→ **RECORD SET**:

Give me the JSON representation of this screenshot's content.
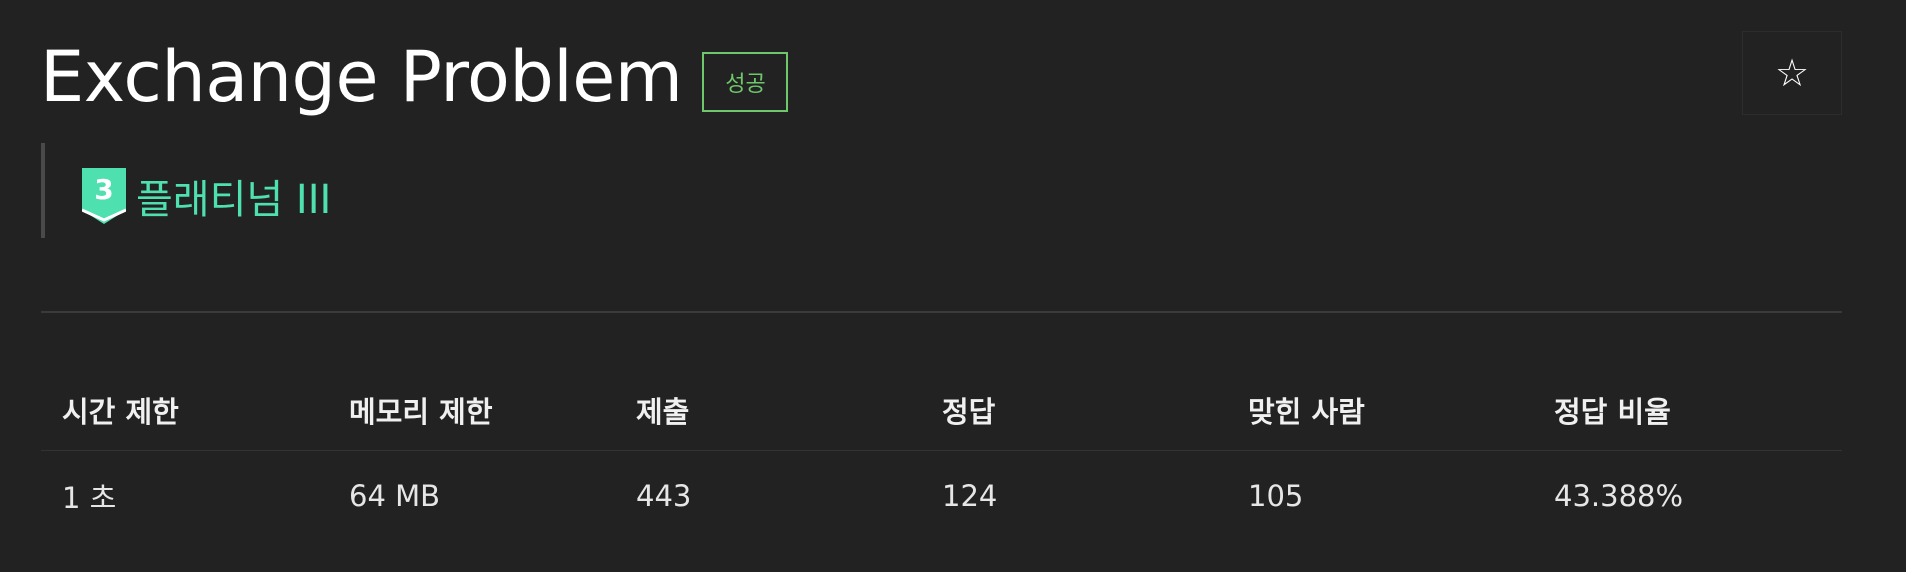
{
  "problem": {
    "title": "Exchange Problem",
    "status_badge": "성공",
    "tier": {
      "icon_name": "tier-platinum-3-icon",
      "number": "3",
      "label": "플래티넘 III",
      "color": "#4fe0b0"
    }
  },
  "star_icon": "☆",
  "colors": {
    "background": "#222222",
    "success": "#6fc76b",
    "platinum": "#4fe0b0"
  },
  "info_table": {
    "headers": [
      "시간 제한",
      "메모리 제한",
      "제출",
      "정답",
      "맞힌 사람",
      "정답 비율"
    ],
    "values": [
      "1 초",
      "64 MB",
      "443",
      "124",
      "105",
      "43.388%"
    ]
  }
}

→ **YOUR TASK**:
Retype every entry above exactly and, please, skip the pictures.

→ **SOLUTION**:
Give me the JSON representation of this screenshot's content.
{
  "problem": {
    "title": "Exchange Problem",
    "status_badge": "성공",
    "tier": {
      "icon_name": "tier-platinum-3-icon",
      "number": "3",
      "label": "플래티넘 III",
      "color": "#4fe0b0"
    }
  },
  "star_icon": "☆",
  "colors": {
    "background": "#222222",
    "success": "#6fc76b",
    "platinum": "#4fe0b0"
  },
  "info_table": {
    "headers": [
      "시간 제한",
      "메모리 제한",
      "제출",
      "정답",
      "맞힌 사람",
      "정답 비율"
    ],
    "values": [
      "1 초",
      "64 MB",
      "443",
      "124",
      "105",
      "43.388%"
    ]
  }
}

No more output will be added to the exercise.